BEGIN
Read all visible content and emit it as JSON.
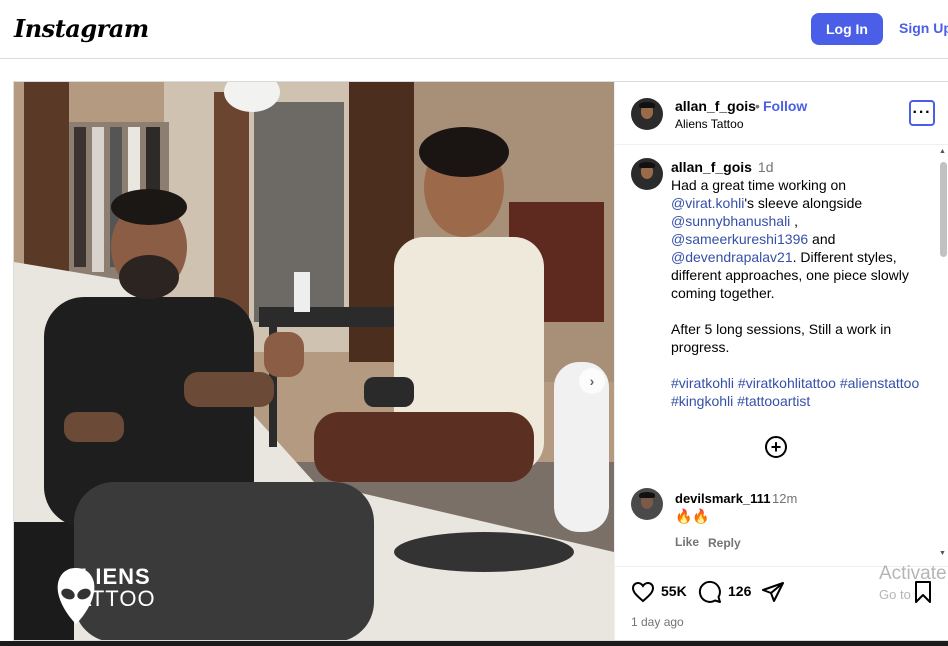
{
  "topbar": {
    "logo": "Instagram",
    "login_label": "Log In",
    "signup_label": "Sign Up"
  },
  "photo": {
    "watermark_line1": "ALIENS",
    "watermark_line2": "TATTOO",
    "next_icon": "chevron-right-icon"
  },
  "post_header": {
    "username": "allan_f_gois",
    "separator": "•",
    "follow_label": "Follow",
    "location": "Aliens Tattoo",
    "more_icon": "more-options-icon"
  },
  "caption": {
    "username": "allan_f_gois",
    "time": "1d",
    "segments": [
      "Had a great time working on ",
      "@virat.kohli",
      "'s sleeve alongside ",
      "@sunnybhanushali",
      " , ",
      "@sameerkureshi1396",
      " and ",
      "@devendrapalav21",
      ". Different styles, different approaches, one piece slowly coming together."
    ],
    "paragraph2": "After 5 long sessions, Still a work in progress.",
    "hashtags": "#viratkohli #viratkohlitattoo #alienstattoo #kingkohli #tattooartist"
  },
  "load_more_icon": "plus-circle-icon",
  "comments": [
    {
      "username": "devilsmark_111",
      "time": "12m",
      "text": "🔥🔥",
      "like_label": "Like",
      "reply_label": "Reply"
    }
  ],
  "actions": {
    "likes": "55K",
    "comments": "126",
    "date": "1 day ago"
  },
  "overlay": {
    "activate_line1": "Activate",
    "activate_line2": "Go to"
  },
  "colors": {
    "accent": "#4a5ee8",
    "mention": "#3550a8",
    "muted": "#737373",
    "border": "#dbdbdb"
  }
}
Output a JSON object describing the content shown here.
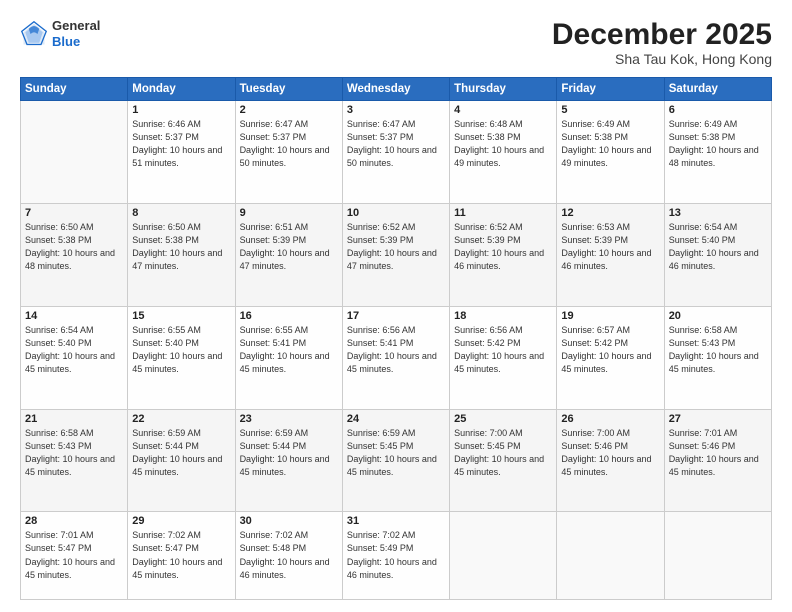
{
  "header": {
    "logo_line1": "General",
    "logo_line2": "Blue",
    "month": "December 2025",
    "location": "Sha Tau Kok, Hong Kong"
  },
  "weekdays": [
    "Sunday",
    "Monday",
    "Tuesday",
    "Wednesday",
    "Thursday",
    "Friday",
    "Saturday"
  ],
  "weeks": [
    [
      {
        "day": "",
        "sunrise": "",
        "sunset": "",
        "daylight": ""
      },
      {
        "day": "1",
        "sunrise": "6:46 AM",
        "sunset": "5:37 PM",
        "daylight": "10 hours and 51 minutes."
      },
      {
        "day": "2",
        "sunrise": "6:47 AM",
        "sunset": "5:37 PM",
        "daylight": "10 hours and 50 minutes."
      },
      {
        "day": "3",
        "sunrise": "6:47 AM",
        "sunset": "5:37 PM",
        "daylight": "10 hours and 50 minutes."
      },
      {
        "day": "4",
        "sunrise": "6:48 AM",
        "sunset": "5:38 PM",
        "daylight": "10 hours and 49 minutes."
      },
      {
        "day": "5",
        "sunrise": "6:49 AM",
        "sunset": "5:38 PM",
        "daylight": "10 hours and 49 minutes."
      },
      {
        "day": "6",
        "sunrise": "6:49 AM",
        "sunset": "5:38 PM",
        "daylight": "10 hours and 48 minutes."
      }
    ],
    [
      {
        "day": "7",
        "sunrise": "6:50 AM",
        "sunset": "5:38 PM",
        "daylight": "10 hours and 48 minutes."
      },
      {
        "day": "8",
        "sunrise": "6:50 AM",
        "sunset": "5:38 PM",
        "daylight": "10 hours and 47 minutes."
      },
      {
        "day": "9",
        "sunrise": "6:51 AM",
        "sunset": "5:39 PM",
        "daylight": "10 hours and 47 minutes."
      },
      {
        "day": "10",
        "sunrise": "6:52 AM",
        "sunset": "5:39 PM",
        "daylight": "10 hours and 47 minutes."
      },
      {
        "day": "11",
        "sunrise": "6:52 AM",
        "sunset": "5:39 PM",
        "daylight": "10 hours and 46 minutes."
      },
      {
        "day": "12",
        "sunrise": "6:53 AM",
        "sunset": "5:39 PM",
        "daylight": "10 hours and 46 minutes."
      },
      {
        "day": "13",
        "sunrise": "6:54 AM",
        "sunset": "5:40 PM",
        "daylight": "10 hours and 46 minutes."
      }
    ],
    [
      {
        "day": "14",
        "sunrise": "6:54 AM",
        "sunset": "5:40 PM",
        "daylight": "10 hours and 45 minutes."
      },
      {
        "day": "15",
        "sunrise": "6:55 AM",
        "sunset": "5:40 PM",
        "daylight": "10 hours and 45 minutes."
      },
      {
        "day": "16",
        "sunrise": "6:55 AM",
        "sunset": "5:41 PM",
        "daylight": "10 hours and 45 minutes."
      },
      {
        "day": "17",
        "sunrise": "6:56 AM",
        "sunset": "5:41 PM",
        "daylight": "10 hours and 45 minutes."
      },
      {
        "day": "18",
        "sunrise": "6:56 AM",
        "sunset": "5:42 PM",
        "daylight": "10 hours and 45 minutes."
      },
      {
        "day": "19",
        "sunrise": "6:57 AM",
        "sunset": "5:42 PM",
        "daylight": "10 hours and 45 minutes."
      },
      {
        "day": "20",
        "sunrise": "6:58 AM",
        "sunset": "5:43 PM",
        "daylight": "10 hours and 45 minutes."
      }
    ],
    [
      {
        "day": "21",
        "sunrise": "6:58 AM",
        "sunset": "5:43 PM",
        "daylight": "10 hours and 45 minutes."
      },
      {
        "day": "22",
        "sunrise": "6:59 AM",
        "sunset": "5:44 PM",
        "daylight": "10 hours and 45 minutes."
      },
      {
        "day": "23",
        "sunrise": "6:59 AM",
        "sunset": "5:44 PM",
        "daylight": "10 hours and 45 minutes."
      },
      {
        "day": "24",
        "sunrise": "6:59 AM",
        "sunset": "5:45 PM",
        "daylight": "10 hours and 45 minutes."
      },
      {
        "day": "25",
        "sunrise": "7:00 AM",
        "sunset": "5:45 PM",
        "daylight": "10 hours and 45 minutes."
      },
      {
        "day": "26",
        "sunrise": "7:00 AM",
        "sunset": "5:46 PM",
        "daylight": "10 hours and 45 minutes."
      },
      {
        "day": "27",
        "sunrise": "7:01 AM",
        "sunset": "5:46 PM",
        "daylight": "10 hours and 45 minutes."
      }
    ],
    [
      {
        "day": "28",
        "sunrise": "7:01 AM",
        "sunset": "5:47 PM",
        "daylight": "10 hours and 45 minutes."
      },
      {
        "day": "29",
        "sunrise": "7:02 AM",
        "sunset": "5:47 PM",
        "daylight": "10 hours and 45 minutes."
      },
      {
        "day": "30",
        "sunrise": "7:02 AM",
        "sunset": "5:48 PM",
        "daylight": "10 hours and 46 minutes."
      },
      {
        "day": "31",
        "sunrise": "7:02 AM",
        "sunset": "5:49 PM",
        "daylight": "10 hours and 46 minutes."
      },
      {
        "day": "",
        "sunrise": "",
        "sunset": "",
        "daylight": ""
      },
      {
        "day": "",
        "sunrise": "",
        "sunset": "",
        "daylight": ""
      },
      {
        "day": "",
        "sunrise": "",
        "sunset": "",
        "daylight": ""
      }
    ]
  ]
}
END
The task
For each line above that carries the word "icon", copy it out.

Task output
    "next_icon": "chevron-right-icon"
    "more_icon": "more-options-icon"
  "load_more_icon": "plus-circle-icon",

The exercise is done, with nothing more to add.